An experimental drug tamps down the expression of a gene duplicated in an autism-related condition and restores typical behavior in mice.
Autism’s core symptoms accompany a constellation of subtle signs that scientists are just beginning to unmask.
Rats missing UBE3A, the gene mutated in people with Angelman syndrome, squeak frequently but tend not to be responsive to the play and squeaks of other rats.
Researchers have used the gene-editing tool CRISPR to disable the MECP2 gene in marmoset embryos. The six such marmosets created seem to recapitulate aspects of Rett syndrome.
Delivery by cesarean section leads to subtle brain and behavioral alterations in mice, particularly those delivered prematurely.
Researchers have created an animated monkey avatar that makes realistic facial expressions — and that may yield insight into how autistic people interpret facial expressions.
A tiny chunk of the brain’s emotion enter, the amygdala, is enlarged in some autistic children; the larger this piece, the more anxious and depressed the child is likely to be.
Studying Smith-Magenis and Potocki-Lupski syndromes — two single-gene conditions in which people have trouble reading social cues — may boost our understanding of autism.
Not much is known about the connection between autism and Ehlers-Danlos syndrome, a condition that affects collagen. But preliminary work provides tantalizing clues.

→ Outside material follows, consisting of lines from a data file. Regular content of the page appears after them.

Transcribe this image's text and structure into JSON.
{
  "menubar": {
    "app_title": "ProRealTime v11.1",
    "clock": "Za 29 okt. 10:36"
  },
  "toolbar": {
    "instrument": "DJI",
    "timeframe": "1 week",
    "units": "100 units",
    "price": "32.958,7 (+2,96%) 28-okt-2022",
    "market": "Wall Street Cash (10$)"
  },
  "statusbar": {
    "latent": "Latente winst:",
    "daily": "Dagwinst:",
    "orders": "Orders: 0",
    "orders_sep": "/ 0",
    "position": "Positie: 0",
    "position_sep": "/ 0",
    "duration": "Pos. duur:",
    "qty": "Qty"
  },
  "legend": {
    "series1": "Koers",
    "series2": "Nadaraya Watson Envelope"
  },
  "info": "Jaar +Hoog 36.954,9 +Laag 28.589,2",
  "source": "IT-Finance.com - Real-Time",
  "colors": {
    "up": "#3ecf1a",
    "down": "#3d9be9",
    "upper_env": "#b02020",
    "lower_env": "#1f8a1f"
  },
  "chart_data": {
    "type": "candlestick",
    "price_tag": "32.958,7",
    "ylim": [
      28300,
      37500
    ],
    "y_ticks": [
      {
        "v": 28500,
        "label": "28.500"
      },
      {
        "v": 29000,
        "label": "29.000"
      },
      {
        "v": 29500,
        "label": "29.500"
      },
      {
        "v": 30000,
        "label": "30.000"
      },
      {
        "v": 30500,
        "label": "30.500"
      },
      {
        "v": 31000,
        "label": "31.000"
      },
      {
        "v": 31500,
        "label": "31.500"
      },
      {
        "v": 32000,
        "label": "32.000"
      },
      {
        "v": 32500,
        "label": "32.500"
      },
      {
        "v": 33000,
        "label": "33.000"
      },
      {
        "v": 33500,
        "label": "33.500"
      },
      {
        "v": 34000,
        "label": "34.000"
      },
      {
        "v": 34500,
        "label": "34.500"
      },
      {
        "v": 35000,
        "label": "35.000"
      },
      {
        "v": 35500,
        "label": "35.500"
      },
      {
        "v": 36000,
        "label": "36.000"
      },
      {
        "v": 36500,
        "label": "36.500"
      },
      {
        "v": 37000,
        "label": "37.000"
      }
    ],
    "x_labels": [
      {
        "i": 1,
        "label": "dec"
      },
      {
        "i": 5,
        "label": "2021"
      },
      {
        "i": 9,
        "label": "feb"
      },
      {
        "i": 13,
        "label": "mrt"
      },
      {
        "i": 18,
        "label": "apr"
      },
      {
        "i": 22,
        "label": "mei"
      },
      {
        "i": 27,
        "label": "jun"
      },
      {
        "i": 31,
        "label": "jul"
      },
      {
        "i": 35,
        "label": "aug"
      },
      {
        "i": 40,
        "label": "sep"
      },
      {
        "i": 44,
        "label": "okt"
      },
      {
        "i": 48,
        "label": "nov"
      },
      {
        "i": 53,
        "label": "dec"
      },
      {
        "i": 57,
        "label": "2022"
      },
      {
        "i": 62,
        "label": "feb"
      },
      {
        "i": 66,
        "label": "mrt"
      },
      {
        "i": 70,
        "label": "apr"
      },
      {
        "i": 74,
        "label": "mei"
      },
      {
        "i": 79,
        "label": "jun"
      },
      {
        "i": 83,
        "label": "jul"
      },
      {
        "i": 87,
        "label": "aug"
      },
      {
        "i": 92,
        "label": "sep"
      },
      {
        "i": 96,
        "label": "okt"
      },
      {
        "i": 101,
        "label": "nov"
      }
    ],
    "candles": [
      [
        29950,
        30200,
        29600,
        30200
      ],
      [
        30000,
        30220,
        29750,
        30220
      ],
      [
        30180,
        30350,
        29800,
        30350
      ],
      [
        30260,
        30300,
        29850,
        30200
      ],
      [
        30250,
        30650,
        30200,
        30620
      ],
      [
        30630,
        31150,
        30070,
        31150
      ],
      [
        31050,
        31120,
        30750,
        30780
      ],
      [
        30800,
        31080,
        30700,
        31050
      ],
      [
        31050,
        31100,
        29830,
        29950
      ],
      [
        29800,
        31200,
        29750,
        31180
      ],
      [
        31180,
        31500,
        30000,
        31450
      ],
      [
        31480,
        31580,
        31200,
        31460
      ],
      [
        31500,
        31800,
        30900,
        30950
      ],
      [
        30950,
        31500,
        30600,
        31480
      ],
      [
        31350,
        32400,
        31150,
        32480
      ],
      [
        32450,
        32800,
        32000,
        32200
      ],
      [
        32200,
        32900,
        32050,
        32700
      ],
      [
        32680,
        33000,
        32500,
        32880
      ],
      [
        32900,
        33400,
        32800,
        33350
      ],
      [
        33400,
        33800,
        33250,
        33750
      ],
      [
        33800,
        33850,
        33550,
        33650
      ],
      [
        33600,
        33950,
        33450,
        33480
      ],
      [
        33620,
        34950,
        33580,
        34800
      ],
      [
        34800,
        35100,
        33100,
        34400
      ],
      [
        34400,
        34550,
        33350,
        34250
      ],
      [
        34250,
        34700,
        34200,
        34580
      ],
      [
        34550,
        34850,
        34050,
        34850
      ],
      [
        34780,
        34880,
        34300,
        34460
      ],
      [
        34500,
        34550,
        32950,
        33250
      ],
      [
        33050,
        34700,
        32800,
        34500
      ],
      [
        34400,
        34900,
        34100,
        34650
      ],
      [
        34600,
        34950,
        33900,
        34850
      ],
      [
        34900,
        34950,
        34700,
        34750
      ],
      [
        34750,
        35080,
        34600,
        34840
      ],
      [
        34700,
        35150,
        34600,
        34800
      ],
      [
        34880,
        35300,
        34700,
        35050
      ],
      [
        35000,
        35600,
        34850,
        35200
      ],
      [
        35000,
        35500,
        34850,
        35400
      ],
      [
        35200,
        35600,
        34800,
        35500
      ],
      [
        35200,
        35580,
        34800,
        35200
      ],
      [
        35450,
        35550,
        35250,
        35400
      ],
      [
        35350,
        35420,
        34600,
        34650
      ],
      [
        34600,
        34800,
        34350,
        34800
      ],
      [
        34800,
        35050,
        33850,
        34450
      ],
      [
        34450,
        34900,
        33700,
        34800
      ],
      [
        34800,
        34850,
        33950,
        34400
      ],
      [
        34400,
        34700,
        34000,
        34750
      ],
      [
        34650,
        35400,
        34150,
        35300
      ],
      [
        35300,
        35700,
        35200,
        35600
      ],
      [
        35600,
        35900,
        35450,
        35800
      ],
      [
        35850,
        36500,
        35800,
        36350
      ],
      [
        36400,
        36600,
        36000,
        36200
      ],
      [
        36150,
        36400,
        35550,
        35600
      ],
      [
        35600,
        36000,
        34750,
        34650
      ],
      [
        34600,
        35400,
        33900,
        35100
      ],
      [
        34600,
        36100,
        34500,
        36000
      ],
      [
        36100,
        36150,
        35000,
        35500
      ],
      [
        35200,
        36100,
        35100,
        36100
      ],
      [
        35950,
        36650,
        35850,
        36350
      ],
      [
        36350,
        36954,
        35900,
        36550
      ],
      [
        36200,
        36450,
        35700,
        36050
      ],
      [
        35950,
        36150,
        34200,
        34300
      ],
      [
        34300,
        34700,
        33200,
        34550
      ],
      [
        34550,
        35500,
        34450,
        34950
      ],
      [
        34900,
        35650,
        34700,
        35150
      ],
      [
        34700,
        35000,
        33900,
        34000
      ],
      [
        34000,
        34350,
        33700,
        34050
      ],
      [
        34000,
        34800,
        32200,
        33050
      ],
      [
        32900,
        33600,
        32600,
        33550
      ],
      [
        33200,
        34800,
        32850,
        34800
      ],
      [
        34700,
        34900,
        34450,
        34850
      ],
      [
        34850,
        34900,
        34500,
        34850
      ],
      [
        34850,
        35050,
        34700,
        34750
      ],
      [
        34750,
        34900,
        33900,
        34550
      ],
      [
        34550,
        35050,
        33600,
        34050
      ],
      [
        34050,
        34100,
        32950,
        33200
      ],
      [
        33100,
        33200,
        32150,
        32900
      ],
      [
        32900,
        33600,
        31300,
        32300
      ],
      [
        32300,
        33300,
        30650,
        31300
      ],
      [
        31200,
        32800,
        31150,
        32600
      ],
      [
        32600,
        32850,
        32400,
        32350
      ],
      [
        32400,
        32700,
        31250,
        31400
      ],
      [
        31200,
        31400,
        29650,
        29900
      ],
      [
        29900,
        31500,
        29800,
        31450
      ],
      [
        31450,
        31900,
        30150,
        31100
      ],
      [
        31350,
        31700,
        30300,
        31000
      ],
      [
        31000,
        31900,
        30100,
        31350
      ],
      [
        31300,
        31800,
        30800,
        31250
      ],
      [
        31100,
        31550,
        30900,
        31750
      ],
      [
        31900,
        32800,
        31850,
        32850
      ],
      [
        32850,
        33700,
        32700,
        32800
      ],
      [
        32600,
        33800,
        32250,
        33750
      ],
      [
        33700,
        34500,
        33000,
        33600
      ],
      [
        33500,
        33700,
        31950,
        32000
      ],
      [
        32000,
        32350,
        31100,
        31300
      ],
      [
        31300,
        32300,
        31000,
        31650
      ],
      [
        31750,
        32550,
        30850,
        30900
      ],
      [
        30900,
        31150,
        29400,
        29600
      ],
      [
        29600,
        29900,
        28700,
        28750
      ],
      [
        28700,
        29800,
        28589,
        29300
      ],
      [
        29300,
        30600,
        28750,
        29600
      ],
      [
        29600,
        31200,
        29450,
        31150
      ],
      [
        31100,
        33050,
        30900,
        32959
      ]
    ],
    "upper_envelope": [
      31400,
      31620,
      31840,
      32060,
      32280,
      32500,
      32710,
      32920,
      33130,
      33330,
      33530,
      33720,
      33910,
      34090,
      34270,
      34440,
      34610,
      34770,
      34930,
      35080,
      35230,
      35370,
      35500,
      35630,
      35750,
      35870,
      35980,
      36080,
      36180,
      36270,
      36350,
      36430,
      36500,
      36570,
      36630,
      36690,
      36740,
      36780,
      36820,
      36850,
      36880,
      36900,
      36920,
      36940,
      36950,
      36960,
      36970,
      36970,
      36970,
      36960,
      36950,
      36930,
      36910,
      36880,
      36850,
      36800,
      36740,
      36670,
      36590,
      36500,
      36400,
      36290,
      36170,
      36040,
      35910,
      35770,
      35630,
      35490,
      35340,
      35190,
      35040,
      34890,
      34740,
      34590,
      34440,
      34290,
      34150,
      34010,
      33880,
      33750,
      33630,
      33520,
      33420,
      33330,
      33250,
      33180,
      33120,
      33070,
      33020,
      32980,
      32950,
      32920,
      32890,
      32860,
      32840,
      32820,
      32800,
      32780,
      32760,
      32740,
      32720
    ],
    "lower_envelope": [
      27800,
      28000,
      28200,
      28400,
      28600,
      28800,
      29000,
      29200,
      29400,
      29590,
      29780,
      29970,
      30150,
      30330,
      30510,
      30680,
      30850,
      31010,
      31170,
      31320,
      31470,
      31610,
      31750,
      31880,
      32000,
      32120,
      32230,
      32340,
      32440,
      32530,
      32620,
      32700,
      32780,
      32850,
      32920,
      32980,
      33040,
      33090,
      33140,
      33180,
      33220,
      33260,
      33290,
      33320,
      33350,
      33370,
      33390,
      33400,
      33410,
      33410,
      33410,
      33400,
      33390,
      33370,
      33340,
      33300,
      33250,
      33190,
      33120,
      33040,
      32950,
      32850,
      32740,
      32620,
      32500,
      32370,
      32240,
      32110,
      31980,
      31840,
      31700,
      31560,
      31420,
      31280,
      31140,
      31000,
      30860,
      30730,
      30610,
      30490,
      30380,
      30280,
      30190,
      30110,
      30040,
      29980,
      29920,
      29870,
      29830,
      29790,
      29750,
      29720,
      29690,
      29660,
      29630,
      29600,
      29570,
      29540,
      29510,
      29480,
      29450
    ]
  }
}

A single seizure early in life leads to enduring behavioral problems, including diminished sociability, in mice.